--- START ---

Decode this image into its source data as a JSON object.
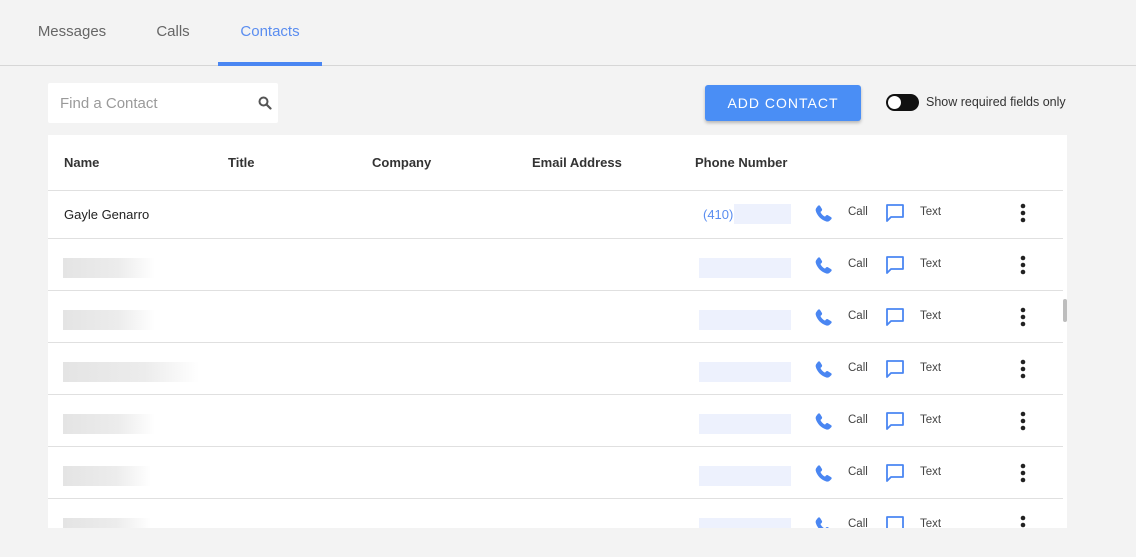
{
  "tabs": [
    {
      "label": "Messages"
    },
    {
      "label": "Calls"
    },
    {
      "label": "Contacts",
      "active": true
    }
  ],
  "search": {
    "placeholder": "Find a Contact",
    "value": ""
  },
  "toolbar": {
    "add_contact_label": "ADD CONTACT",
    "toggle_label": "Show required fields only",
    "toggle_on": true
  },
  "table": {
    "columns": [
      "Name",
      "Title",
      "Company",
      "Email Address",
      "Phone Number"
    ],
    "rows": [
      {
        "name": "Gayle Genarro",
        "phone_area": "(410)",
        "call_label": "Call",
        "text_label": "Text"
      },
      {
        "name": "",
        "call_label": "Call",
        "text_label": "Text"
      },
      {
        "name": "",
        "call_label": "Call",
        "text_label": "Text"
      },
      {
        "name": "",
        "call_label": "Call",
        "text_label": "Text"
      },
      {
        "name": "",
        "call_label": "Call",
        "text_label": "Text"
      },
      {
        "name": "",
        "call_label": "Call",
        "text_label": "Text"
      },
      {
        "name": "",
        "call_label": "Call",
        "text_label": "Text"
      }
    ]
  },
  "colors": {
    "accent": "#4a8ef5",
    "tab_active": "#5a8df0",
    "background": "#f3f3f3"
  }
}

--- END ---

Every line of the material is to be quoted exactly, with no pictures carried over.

Decode this image into its source data as a JSON object.
{
  "tabs": [
    {
      "label": "Messages"
    },
    {
      "label": "Calls"
    },
    {
      "label": "Contacts",
      "active": true
    }
  ],
  "search": {
    "placeholder": "Find a Contact",
    "value": ""
  },
  "toolbar": {
    "add_contact_label": "ADD CONTACT",
    "toggle_label": "Show required fields only",
    "toggle_on": true
  },
  "table": {
    "columns": [
      "Name",
      "Title",
      "Company",
      "Email Address",
      "Phone Number"
    ],
    "rows": [
      {
        "name": "Gayle Genarro",
        "phone_area": "(410)",
        "call_label": "Call",
        "text_label": "Text"
      },
      {
        "name": "",
        "call_label": "Call",
        "text_label": "Text"
      },
      {
        "name": "",
        "call_label": "Call",
        "text_label": "Text"
      },
      {
        "name": "",
        "call_label": "Call",
        "text_label": "Text"
      },
      {
        "name": "",
        "call_label": "Call",
        "text_label": "Text"
      },
      {
        "name": "",
        "call_label": "Call",
        "text_label": "Text"
      },
      {
        "name": "",
        "call_label": "Call",
        "text_label": "Text"
      }
    ]
  },
  "colors": {
    "accent": "#4a8ef5",
    "tab_active": "#5a8df0",
    "background": "#f3f3f3"
  }
}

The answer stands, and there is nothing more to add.